Have you ever been asked to donate to a “Stop Job Stress From Killing Us” walkathon?
Maybe besides fundraising for research into diseases like cancer and muscular dystrophy, we should also focus on reversing the damage done by unhealthy work environments.
The Atlantic’s recent article, “The Alarming, Long-Term Consequences of Workplace Stress” got me with this subhead: Health problems associated with job-related anxiety account for more deaths each year than Alzheimer’s disease or diabetes.
Gillian B. White writes:
A 2015 working paper from Harvard and Stanford Business Schools takes a look at 10 common job stressors: from lack of health insurance, to long working hours, to job insecurity. Researchers then considered how the mental and physical effects of these forms of stress related to mortality. The paper found that health problems stemming from job stress, like hypertension, cardiovascular disease, and decreased mental health, can lead to fatal conditions that wind up killing about 120,000 people each year—making work-related stressors and the maladies they cause, more deadly than diabetes, Alzheimer’s, or influenza.

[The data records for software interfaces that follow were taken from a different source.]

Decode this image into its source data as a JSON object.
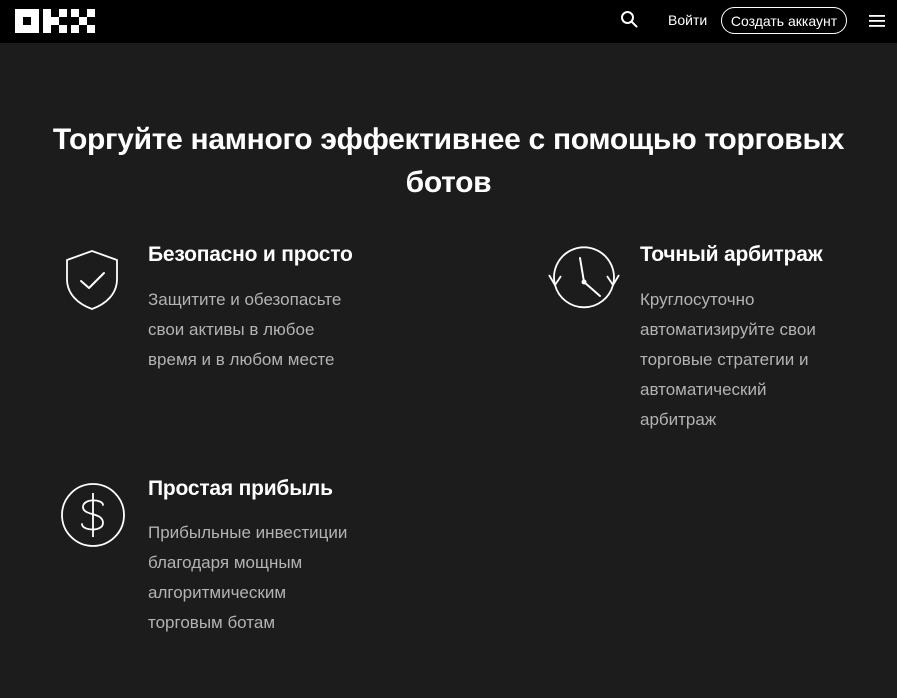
{
  "header": {
    "logo_text": "OKX",
    "search_icon": "search-icon",
    "login_label": "Войти",
    "signup_label": "Создать аккаунт",
    "menu_icon": "hamburger-menu-icon"
  },
  "main": {
    "title": "Торгуйте намного эффективнее с помощью торговых ботов",
    "features": [
      {
        "icon": "shield-check-icon",
        "title": "Безопасно и просто",
        "description": "Защитите и обезопасьте свои активы в любое время и в любом месте"
      },
      {
        "icon": "clock-icon",
        "title": "Точный арбитраж",
        "description": "Круглосуточно автоматизируйте свои торговые стратегии и автоматический арбитраж"
      },
      {
        "icon": "dollar-coin-icon",
        "title": "Простая прибыль",
        "description": "Прибыльные инвестиции благодаря мощным алгоритмическим торговым ботам"
      }
    ]
  },
  "colors": {
    "background": "#1c1c1c",
    "header_background": "#000000",
    "text_primary": "#ffffff",
    "text_secondary": "#b3b3b3"
  }
}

High levels of stress are costly in monetary terms, too. Researchers found that stress-related health problems could be responsible for between 5 to 8 percent of annual health care costs in the U.S. That amounts to about $180 billion each year in health care expenses.
If you’ve been feeling that your job is eating you alive, it might actually be true.
White notes, for example:
- Those who lack health insurance suffer from financial stress, and they might put off medical treatment, which could put them at risk for illness or death.
- Erratic shifts and long hours can strain sleep schedules, lead to hypertension and increase occupational injuries.
- People who work at downsizing firms get sick twice as often as those who feel secure in their jobs.
What does this mean for us as individuals?
That if you feel high stress at your job, simply gritting your teeth and accepting it could make you sick … or worse.
Instead, it might be time to make a change. Maybe that’s getting a new job, or maybe it’s working with your boss or colleagues to figure out how to change what’s stressing you, whether that’s needing to be available 24/7 or having more work than you can reasonably juggle.
Or if you’re stuck at least temporarily in a stressful job situation, maybe it’s finding ways to manage your stress, such as eating better and getting more exercise, trying to get more sleep or meditating.
What does this mean to managers?
… workplace stress is a significant contributor to both health problems and costs. (Joel Goh, Harvard Business School assistant professor of business administration) hopes that by attaching hard numbers to these effects for the first time, policymakers might place more emphasis on investigating this connection.
At the same, time, employers can help address these problems by looking beyond health care programs to changes in their management and operations structures. “The workplace is where we spend a lot of the time—a third of our day,” says Goh. “It’s an avenue for stress and an avenue for ameliorating stress, and by and large the costs are borne by employers.”
It’s in the employers’ best interest to look into this connection, both for the good of their employees and for their own organizations.
“Companies are always looking for ways to control health costs in their organizations, and these costs are not small,” says Goh. “An integrated approach that looks at both management structures as well as internal health programs is the way forward to address these concerns.”